[sbs_tax tax="States"] [sbs_tax tax="Albany"]

Grants, New Mexico: where the ghosts of miners haunt a thriving prison industry.

Although the evidence of ghost towns proves that they exist (or have existed) throughout the country, most Americans invariably associate them with the frontier West: the High Plains, the Rocky Mountains, the Sierra Nevada; the Great Basin, Mojave, and Sonoran Deserts.  We also customarily associate the emergence of ghost towns with mining, certainly more than

A new spin on the wheels of an old ghost bike, along Indy’s Madison Avenue.

My latest article just went up at Urban Indy. It’s a familiar subject to those who know this blog well: another ghost bike, this time in the largely suburban, automobile dependent streets of the south side of Indianapolis. Unlike my very recent article on a ghost bike in Albuquerque, this one almost certainly signifies a

Microretail in Midtown Manhattan (Part Two): can it salvage the city’s shuttered storefronts?

In this era of progressive retail collapse, it’s becoming increasingly difficult to conceive of any viable long-term solution for the numerous, variegated, embattled storefronts across this nation of largely unregulated markets. It’s already bad throughout the suburbs, where strip malls, big boxes, and even formerly mighty regional malls are under such strain from their burgeoning

Super Bowl sales: intercepting the alligator pears before they pass the pigskin.

As much as I hate to rehash the subject of an old thread, I can now comfortably assert that what used to be speculation has now achieved corroboration. And it probably needs corroboration. After all, even after seeing the display at a supermarket in Pennsylvania, why would people instinctively associate football with avocados? But it’s

Mall’s end: brought to you by WBAL.

As a follow-up from my City Journal article last week on the end of retail (and especially malls), neighboring broadcaster WBAL-Baltimore (1090 AM/101.5 FM) asked me to do a brief clip on the future of malls for the Bryan Nehman show earlier this morning.  Nehman’s program runs on WBAL from 5a to 9a each weekday, and my

Circle Centre after Carson’s: a new life or euthanasia?

Ever pondered what might go into a spot when a downtown department store closes?  Well, I got the chance to do exactly that, and it has just appeared in the latest issue of Indianapolis Monthly. Okay, the photo above is a false alarm: it’s a pic of the Nordstrom that closed in the Circle Centre Mall

Viewing the stodgy charms of yesteryear…through a lens from to-day.

I’ve been wising up over the last few years to an escalating resurgence of the Victorian aesthetic throughout the Western world. Whether it asserts itself most powerfully in facial hair, comfort food, or a neo-Puritanism among our great social-media arbiters of taste, the Victorian revival seems most entrenched in the hippest, most urbane quarters. Take

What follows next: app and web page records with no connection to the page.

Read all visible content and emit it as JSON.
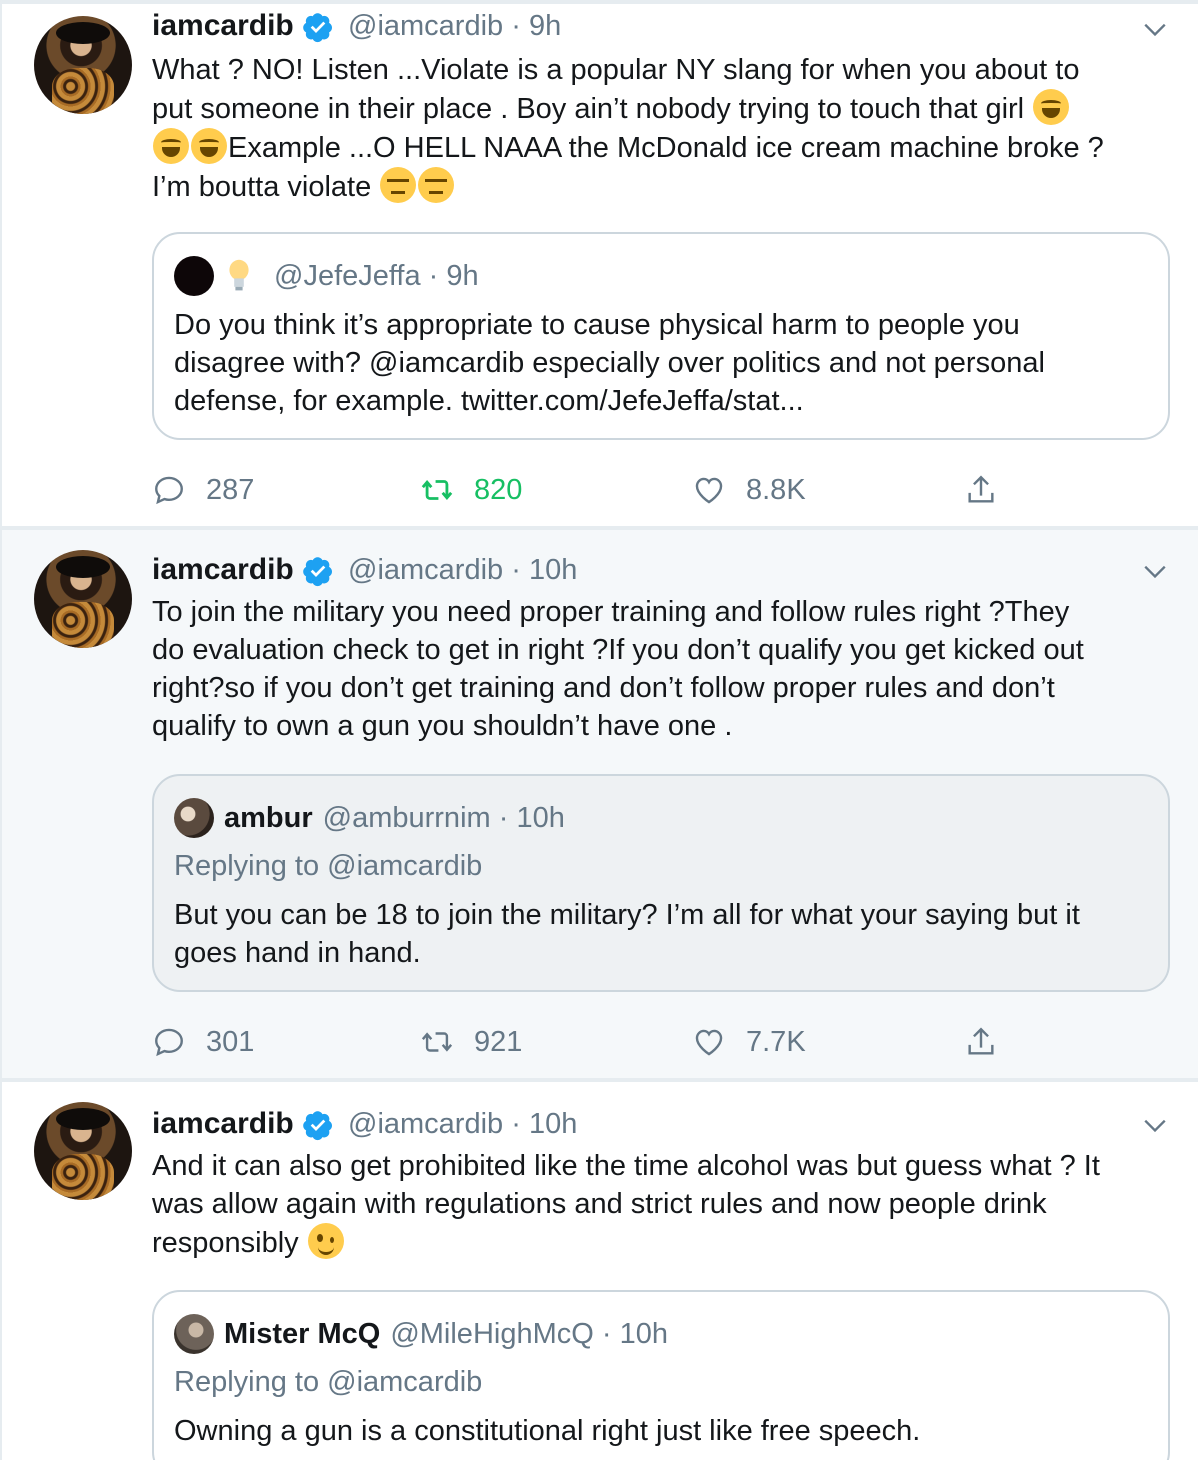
{
  "colors": {
    "link": "#1da1f2",
    "retweet_active": "#17bf63",
    "muted": "#657786",
    "verified": "#1da1f2"
  },
  "tweets": [
    {
      "name": "iamcardib",
      "handle": "@iamcardib",
      "time": "9h",
      "text_lines": [
        "What ? NO! Listen ...Violate is a popular NY slang for when you about to",
        "put someone in their place . Boy ain’t nobody trying to touch that girl",
        "Example ...O HELL NAAA the McDonald ice cream machine broke ?",
        "I’m boutta violate"
      ],
      "emojis": [
        "tears-of-joy-emoji",
        "tears-of-joy-emoji",
        "tears-of-joy-emoji",
        "unamused-emoji",
        "unamused-emoji"
      ],
      "quote": {
        "name": "",
        "handle": "@JefeJeffa",
        "time": "9h",
        "name_emoji": "light-bulb-emoji",
        "replying_to": "",
        "text_lines": [
          "Do you think it’s appropriate to cause physical harm to people you",
          "disagree with? @iamcardib especially over politics and not personal",
          "defense, for example. twitter.com/JefeJeffa/stat..."
        ]
      },
      "replies": "287",
      "retweets": "820",
      "retweeted": true,
      "likes": "8.8K"
    },
    {
      "name": "iamcardib",
      "handle": "@iamcardib",
      "time": "10h",
      "text_lines": [
        "To join the military you need proper training and follow rules right ?They",
        "do evaluation check to get in right ?If you don’t qualify you get kicked out",
        "right?so if you don’t get training and don’t follow proper rules and don’t",
        "qualify to own a gun you shouldn’t have one ."
      ],
      "quote": {
        "name": "ambur",
        "handle": "@amburrnim",
        "time": "10h",
        "replying_to": "Replying to @iamcardib",
        "text_lines": [
          "But you can be 18 to join the military? I’m all for what your saying but it",
          "goes hand in hand."
        ]
      },
      "replies": "301",
      "retweets": "921",
      "retweeted": false,
      "likes": "7.7K"
    },
    {
      "name": "iamcardib",
      "handle": "@iamcardib",
      "time": "10h",
      "text_lines": [
        "And it can also get prohibited like the time alcohol was but guess what ? It",
        "was allow again with regulations and strict rules and now people drink",
        "responsibly"
      ],
      "emojis": [
        "winking-face-emoji"
      ],
      "quote": {
        "name": "Mister McQ",
        "handle": "@MileHighMcQ",
        "time": "10h",
        "replying_to": "Replying to @iamcardib",
        "text_lines": [
          "Owning a gun is a constitutional right just like free speech."
        ]
      }
    }
  ]
}
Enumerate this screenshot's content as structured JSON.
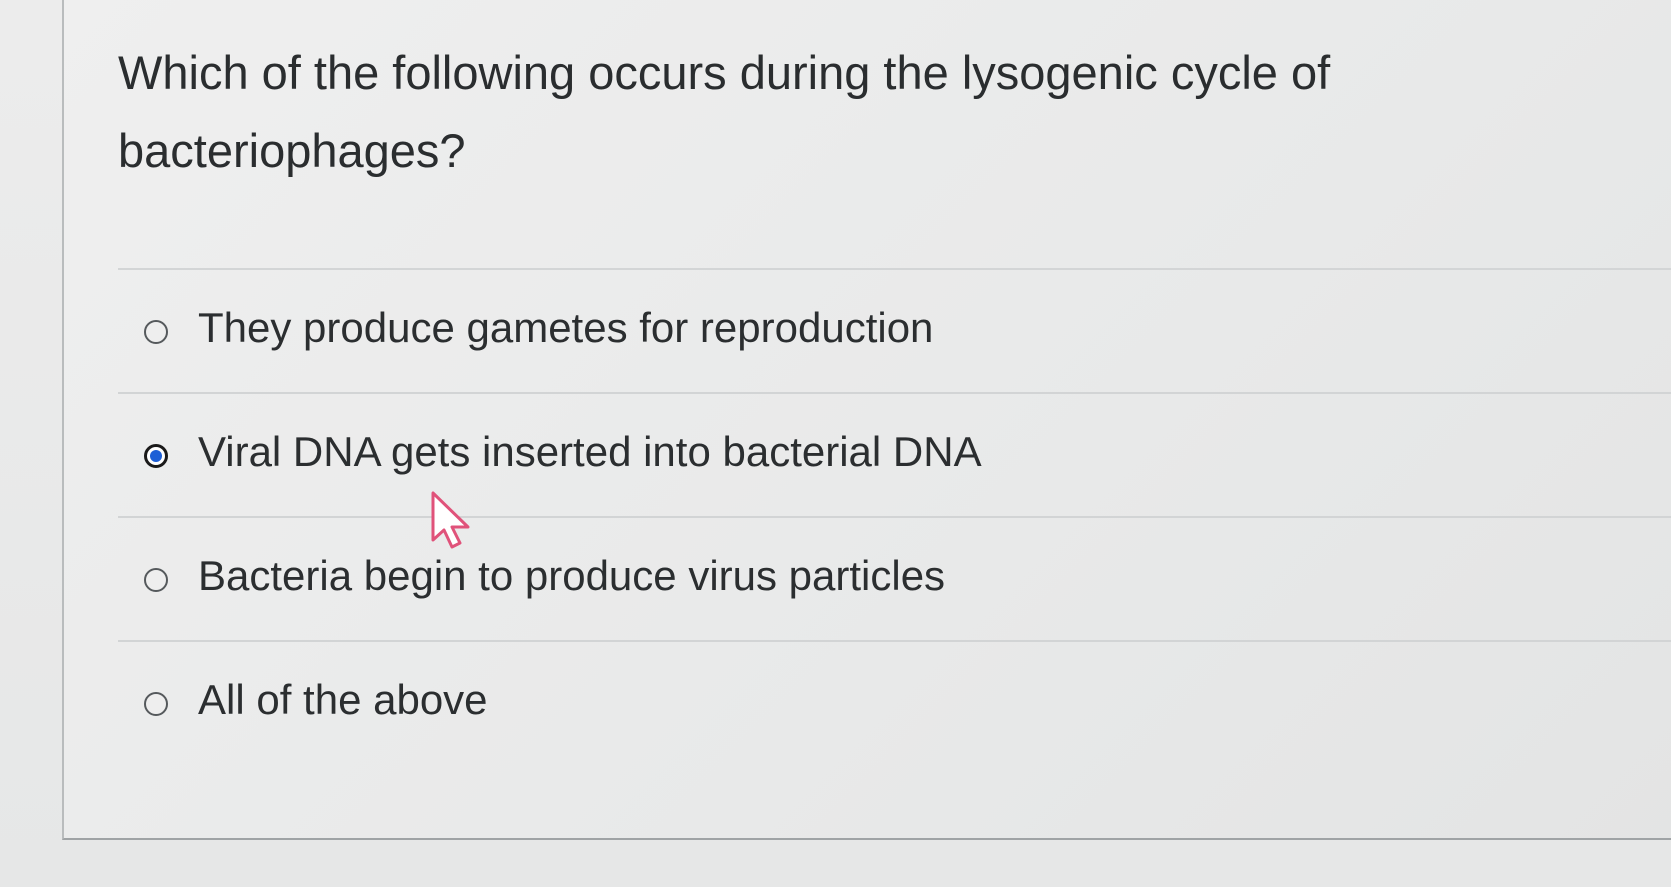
{
  "question": {
    "text": "Which of the following occurs during the lysogenic cycle of bacteriophages?"
  },
  "options": [
    {
      "label": "They produce gametes for reproduction",
      "selected": false
    },
    {
      "label": "Viral DNA gets inserted into bacterial DNA",
      "selected": true
    },
    {
      "label": "Bacteria begin to produce virus particles",
      "selected": false
    },
    {
      "label": "All of the above",
      "selected": false
    }
  ],
  "colors": {
    "selected_radio": "#1d5fd6",
    "text": "#2b2e30",
    "cursor_fill": "#ffffff",
    "cursor_outline": "#e0527a"
  },
  "icons": {
    "cursor": "mouse-pointer-icon"
  }
}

Pedestrian upgrades: best intentions aren’t always enough to make the grade.

As pedestrianism intensifies and its strongest advocates promulgate the newest and best practices, we predictably witness compelling or examples well beyond the big-city antecedents. Not surprisingly, we witness the same incremental improvements in accessibility for persons with disabilities, often in tandem with pedestrian upgrades. This should come as no surprise: after all, sidewalks should serve

How parochial can public education get?

Though it sits on a prominent corner in the Columbia Heights neighborhood of Washington DC, this repurposed old school building doesn’t hold a candle in opulence to some of the neighboring churches on 16th Street: It’s unlikely that many would consider it an ugly building, though I suspect historic preservationists would pull their hair out

Mall’s end: brought to you by WBAL.

As a follow-up from my City Journal article last week on the end of retail (and especially malls), neighboring broadcaster WBAL-Baltimore (1090 AM/101.5 FM) asked me to do a brief clip on the future of

How parochial can public education get?

Though it sits on a prominent corner in the Columbia Heights neighborhood of Washington DC, this repurposed old school building doesn’t hold a candle in opulence to some of the neighboring churches on